RECORD EXTRACTS below:

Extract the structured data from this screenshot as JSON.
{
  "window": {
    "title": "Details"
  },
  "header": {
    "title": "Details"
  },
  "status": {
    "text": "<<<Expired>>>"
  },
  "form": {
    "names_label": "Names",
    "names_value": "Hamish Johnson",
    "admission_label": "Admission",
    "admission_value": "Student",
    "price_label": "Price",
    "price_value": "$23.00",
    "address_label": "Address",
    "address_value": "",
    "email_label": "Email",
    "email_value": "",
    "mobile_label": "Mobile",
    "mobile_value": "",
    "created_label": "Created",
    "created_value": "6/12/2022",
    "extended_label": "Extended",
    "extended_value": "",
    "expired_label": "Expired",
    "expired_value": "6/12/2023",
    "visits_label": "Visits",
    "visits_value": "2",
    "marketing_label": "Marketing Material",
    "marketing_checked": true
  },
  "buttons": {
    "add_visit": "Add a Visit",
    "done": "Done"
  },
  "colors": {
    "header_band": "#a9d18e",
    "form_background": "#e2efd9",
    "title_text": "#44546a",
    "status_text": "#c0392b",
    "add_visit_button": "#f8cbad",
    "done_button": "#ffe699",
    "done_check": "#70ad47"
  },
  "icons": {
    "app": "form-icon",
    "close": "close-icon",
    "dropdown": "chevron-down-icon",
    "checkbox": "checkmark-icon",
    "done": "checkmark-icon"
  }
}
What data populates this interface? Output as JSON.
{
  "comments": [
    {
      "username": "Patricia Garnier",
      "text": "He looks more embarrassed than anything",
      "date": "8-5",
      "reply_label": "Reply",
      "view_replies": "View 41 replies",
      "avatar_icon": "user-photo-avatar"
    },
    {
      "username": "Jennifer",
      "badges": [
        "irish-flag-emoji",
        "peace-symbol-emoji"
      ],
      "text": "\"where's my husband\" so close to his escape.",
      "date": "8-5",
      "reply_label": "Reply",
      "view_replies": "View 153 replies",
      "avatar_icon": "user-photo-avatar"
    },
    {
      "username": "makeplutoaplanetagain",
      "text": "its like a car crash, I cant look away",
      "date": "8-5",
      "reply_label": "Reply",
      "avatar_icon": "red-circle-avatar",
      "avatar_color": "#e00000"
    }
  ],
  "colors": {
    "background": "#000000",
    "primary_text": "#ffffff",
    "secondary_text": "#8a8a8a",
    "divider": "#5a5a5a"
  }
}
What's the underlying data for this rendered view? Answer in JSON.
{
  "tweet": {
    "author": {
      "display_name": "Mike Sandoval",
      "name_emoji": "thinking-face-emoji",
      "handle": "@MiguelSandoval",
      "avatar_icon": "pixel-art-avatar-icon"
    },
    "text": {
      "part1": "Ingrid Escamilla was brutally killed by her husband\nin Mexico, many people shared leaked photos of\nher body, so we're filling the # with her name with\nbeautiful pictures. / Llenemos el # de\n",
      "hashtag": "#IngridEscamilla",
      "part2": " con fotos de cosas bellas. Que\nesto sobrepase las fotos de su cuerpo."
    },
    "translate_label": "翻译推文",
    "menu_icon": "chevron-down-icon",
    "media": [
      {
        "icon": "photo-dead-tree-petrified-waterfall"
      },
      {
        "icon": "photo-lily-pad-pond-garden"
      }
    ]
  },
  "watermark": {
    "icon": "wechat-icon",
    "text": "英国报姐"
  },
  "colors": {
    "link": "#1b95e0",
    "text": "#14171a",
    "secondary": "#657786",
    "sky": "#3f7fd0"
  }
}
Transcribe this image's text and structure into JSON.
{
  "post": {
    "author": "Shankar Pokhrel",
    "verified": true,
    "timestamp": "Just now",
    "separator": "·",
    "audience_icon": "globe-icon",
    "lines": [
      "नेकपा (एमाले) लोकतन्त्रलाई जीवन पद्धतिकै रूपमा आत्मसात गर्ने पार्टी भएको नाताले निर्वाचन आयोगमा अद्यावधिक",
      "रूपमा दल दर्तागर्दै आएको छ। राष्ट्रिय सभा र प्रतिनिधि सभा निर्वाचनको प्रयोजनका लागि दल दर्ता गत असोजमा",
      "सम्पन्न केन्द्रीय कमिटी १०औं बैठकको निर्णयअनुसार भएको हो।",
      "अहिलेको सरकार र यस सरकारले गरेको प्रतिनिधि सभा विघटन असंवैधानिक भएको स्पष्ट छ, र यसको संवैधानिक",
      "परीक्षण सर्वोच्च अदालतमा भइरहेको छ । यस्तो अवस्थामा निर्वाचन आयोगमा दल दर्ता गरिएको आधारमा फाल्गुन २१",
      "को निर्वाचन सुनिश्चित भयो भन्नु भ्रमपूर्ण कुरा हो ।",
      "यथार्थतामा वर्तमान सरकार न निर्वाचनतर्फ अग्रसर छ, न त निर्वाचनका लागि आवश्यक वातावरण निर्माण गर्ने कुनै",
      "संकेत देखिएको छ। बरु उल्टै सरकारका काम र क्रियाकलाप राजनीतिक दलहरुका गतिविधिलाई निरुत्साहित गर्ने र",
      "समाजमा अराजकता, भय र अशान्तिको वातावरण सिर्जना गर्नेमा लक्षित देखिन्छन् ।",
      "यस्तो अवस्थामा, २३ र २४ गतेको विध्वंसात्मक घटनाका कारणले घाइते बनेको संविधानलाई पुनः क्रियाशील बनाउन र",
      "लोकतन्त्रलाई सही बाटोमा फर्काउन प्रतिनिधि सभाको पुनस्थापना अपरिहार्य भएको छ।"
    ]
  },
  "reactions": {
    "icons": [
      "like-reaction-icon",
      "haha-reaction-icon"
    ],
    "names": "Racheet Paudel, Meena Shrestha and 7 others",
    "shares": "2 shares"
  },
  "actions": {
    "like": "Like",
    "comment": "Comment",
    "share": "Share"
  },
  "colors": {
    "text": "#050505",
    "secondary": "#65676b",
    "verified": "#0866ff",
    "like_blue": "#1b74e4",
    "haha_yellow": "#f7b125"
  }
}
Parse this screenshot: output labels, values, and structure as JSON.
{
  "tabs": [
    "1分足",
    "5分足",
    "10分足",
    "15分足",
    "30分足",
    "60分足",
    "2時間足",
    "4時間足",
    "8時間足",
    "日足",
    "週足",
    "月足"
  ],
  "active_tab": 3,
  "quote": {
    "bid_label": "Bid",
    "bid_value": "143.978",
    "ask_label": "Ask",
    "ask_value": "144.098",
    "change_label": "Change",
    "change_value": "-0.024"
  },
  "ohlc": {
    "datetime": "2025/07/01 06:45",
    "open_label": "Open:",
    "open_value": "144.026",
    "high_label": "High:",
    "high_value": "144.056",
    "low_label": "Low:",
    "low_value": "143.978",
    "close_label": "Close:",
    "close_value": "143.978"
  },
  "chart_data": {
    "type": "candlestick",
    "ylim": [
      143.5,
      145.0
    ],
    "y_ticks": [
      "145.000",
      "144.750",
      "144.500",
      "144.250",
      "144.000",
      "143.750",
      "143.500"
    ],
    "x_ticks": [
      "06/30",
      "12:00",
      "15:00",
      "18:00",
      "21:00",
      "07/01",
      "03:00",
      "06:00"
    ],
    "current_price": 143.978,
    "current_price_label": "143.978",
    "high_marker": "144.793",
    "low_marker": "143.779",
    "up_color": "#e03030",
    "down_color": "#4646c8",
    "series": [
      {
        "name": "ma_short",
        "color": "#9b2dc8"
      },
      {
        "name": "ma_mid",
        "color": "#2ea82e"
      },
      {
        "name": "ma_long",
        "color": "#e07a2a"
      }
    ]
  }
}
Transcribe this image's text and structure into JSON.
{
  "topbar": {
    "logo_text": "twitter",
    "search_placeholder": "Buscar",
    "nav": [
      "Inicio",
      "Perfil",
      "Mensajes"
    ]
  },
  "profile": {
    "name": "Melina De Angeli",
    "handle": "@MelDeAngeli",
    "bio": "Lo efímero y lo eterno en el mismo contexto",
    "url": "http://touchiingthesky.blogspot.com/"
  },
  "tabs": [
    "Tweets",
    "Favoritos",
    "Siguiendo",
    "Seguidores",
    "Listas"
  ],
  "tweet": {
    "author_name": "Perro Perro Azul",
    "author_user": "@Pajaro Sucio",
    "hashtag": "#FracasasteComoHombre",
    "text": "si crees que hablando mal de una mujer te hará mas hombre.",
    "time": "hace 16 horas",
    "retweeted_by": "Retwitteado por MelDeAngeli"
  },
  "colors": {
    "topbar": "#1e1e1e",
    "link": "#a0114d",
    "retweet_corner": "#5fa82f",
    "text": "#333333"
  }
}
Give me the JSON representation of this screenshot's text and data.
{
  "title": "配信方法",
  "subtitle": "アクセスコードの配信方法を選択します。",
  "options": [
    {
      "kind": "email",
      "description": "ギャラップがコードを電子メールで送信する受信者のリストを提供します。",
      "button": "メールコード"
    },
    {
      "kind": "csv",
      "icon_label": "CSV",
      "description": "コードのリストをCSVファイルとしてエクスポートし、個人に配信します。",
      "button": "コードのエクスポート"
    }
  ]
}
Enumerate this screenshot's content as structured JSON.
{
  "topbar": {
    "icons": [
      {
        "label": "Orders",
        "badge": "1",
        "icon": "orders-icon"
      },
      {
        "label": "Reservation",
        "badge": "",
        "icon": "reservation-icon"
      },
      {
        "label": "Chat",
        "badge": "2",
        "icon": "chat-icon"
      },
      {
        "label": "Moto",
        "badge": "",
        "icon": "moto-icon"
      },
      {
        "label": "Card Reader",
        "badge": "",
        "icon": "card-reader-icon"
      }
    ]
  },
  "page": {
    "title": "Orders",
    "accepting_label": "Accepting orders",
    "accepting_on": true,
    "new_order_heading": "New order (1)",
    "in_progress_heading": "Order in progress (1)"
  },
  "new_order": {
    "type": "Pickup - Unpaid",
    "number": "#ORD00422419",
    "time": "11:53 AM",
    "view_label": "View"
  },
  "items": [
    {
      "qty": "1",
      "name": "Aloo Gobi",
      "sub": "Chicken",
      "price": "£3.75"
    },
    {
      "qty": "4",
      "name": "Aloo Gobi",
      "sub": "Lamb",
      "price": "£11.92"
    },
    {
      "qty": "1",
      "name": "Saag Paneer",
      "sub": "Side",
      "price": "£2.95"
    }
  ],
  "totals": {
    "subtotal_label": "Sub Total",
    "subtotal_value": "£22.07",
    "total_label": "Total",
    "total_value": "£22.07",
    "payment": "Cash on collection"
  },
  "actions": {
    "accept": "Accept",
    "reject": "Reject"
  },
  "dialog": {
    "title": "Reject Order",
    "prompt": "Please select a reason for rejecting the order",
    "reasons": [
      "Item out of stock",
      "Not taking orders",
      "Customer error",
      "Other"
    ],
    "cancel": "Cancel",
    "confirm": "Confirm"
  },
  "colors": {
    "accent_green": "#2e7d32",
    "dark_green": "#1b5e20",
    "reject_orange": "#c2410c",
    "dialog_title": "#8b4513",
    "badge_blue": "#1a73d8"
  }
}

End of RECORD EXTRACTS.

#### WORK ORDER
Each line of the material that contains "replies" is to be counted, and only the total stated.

#### SOLUTION BELOW
2